Uribe, who described his voluntary presentation as an “open declaration” and did not testify under oath, told a congressional panel he felt unjustly accused in the press of illegal wiretapping and other abuses.
He vehemently denied threatening reporters and non-governmental organizations, and gave a detailed account of his administration’s support for Colombia’s judges, saying it was at odds with claims that he bullied the justices and wiretapped telephones.
Colombia’s intelligence service (DAS), which reports directly to the president, allegedly carried out the illegal spying under direct orders from Uribe and his then-chief of staff Bernardo Moreno.
A judge ordered Moreno -arrested late last month. Former DAS chief Maria del Pilar Hurtado fled to Panama last year ahead of an arrest warrant and is seeking asylum.
“My government publicly disagreed with some journalists, but never acted in any other way that was not giving them protection,” Uribe said. “Never, but never, had it crossed my mind to order the persecution of a journalist or an NGO.”
Uribe’s defense came less than 24 hours after Heriberto Escobar, resigned from a commission of 15 legislators charged with investigating the former president. He was the fourth member to resign.
In May, fellow legislator Camilo Abril resigned for “reasons of personal security.”
Uribe’s two terms as president ran from 2002 to August last year and ended with an 80 percent approval rating, but that has dropped to 60 percent in recent surveys. He currently holds no public office.
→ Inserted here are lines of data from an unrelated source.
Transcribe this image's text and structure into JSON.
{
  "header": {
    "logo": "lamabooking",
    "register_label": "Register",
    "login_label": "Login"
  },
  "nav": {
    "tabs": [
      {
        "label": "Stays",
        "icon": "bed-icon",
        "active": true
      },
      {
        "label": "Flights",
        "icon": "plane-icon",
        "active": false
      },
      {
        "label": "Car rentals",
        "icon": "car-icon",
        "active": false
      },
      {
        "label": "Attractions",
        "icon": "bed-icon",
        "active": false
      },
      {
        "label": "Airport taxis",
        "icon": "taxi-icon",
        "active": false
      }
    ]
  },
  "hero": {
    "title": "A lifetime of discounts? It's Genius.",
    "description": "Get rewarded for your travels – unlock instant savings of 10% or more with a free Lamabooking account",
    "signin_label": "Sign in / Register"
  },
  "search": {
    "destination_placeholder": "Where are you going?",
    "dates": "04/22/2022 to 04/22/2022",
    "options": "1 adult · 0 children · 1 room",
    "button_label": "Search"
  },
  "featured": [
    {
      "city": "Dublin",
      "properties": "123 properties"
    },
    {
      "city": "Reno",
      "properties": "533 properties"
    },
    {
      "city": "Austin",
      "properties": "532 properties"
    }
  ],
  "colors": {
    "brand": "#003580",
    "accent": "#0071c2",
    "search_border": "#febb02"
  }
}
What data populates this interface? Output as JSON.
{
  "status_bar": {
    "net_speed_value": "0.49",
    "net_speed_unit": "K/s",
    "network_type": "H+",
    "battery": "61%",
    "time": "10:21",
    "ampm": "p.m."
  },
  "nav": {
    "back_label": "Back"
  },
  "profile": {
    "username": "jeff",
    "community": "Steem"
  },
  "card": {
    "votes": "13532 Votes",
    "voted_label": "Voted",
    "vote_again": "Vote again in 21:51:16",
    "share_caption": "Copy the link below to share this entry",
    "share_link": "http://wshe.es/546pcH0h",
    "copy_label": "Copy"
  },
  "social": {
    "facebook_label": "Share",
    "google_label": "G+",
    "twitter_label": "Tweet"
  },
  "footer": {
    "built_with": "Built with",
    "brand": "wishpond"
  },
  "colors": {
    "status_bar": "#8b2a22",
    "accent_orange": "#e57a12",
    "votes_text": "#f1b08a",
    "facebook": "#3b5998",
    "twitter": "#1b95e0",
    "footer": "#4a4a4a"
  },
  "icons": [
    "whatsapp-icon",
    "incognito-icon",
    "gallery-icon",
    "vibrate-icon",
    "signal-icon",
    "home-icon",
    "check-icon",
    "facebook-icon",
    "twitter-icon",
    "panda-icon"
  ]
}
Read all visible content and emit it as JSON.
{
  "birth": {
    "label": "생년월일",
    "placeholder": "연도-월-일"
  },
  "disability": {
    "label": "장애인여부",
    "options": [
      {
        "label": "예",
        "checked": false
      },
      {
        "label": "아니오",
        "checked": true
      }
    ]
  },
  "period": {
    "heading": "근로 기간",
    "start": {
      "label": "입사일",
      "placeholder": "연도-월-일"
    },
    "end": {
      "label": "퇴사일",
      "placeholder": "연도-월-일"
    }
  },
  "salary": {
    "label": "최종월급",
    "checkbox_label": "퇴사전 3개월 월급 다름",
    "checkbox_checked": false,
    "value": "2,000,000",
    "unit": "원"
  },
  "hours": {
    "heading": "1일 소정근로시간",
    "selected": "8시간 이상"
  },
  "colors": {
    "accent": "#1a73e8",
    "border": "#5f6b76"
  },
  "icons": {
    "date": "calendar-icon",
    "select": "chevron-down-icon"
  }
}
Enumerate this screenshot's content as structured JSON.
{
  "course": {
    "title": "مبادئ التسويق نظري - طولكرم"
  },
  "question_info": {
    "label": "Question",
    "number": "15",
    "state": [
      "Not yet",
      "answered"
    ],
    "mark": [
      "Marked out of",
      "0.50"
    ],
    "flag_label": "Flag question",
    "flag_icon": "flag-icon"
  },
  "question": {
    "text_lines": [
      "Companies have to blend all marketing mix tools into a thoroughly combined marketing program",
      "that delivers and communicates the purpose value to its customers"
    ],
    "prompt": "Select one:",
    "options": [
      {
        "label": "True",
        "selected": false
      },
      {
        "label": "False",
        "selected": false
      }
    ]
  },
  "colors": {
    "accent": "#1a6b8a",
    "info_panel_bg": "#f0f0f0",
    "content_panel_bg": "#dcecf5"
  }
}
The committee must now decide whether to go ahead with a formal probe.